- The task -
Lines in the listing below that hold "Universal" are the ones to copy.

........

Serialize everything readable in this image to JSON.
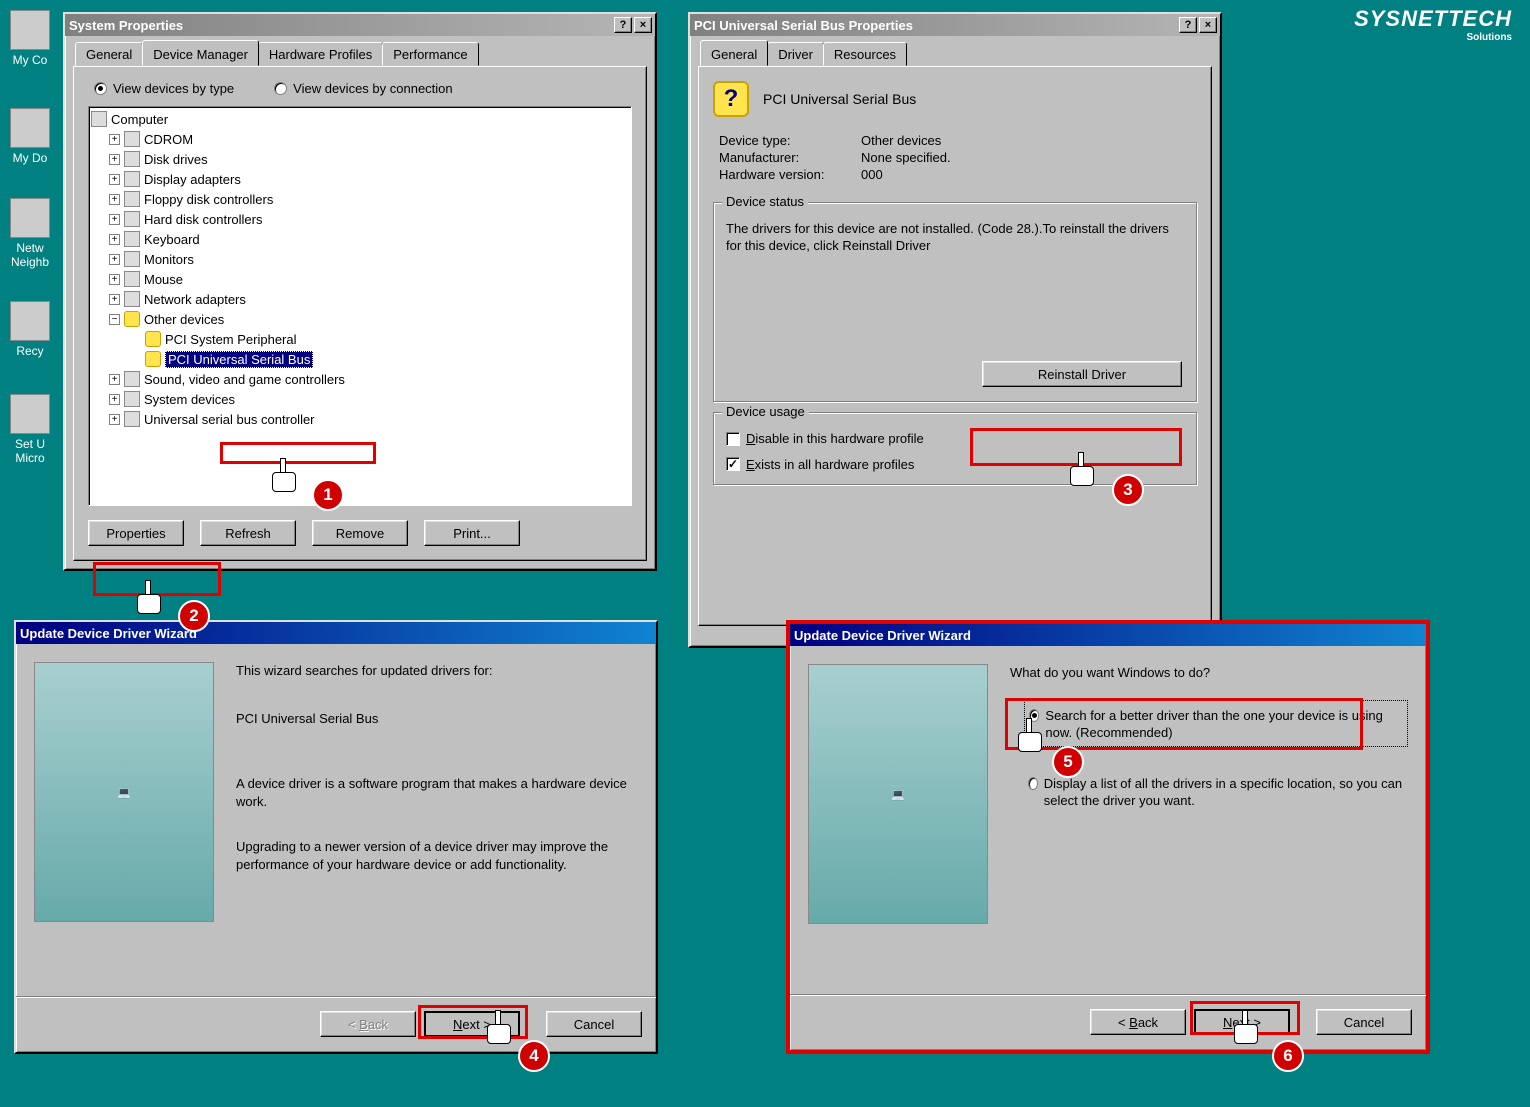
{
  "logo": {
    "brand": "SYSNETTECH",
    "sub": "Solutions"
  },
  "desktop": {
    "icons": [
      "My Co",
      "My Do",
      "Netw\nNeighb",
      "Recy",
      "Set U\nMicro",
      ""
    ]
  },
  "sysprop": {
    "title": "System Properties",
    "tabs": [
      "General",
      "Device Manager",
      "Hardware Profiles",
      "Performance"
    ],
    "active_tab": 1,
    "view_radios": {
      "by_type": "View devices by type",
      "by_conn": "View devices by connection"
    },
    "tree_root": "Computer",
    "tree": [
      {
        "exp": "+",
        "label": "CDROM"
      },
      {
        "exp": "+",
        "label": "Disk drives"
      },
      {
        "exp": "+",
        "label": "Display adapters"
      },
      {
        "exp": "+",
        "label": "Floppy disk controllers"
      },
      {
        "exp": "+",
        "label": "Hard disk controllers"
      },
      {
        "exp": "+",
        "label": "Keyboard"
      },
      {
        "exp": "+",
        "label": "Monitors"
      },
      {
        "exp": "+",
        "label": "Mouse"
      },
      {
        "exp": "+",
        "label": "Network adapters"
      },
      {
        "exp": "-",
        "label": "Other devices",
        "warn": true,
        "children": [
          {
            "label": "PCI System Peripheral",
            "warn": true
          },
          {
            "label": "PCI Universal Serial Bus",
            "warn": true,
            "selected": true
          }
        ]
      },
      {
        "exp": "+",
        "label": "Sound, video and game controllers"
      },
      {
        "exp": "+",
        "label": "System devices"
      },
      {
        "exp": "+",
        "label": "Universal serial bus controller"
      }
    ],
    "buttons": {
      "properties": "Properties",
      "refresh": "Refresh",
      "remove": "Remove",
      "print": "Print..."
    }
  },
  "usbprop": {
    "title": "PCI Universal Serial Bus Properties",
    "tabs": [
      "General",
      "Driver",
      "Resources"
    ],
    "active_tab": 0,
    "header_name": "PCI Universal Serial Bus",
    "fields": {
      "device_type_label": "Device type:",
      "device_type": "Other devices",
      "manufacturer_label": "Manufacturer:",
      "manufacturer": "None specified.",
      "hw_version_label": "Hardware version:",
      "hw_version": "000"
    },
    "status_group_label": "Device status",
    "status_text": "The drivers for this device are not installed. (Code 28.).To reinstall the drivers for this device, click Reinstall Driver",
    "reinstall_btn": "Reinstall Driver",
    "usage_group_label": "Device usage",
    "disable_check": "Disable in this hardware profile",
    "exists_check": "Exists in all hardware profiles"
  },
  "wiz1": {
    "title": "Update Device Driver Wizard",
    "line1": "This wizard searches for updated drivers for:",
    "device": "PCI Universal Serial Bus",
    "line2": "A device driver is a software program that makes a hardware device work.",
    "line3": "Upgrading to a newer version of a device driver may improve the performance of your hardware device or add functionality.",
    "buttons": {
      "back": "< Back",
      "next": "Next >",
      "cancel": "Cancel"
    }
  },
  "wiz2": {
    "title": "Update Device Driver Wizard",
    "question": "What do you want Windows to do?",
    "opt1": "Search for a better driver than the one your device is using now. (Recommended)",
    "opt2": "Display a list of all the drivers in a specific location, so you can select the driver you want.",
    "buttons": {
      "back": "< Back",
      "next": "Next >",
      "cancel": "Cancel"
    }
  },
  "steps": {
    "s1": "1",
    "s2": "2",
    "s3": "3",
    "s4": "4",
    "s5": "5",
    "s6": "6"
  }
}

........

- Solution to this exercise -
            "label": "PCI Universal Serial Bus",
        "label": "Universal serial bus controller"
    "title": "PCI Universal Serial Bus Properties",
    "header_name": "PCI Universal Serial Bus",
    "device": "PCI Universal Serial Bus",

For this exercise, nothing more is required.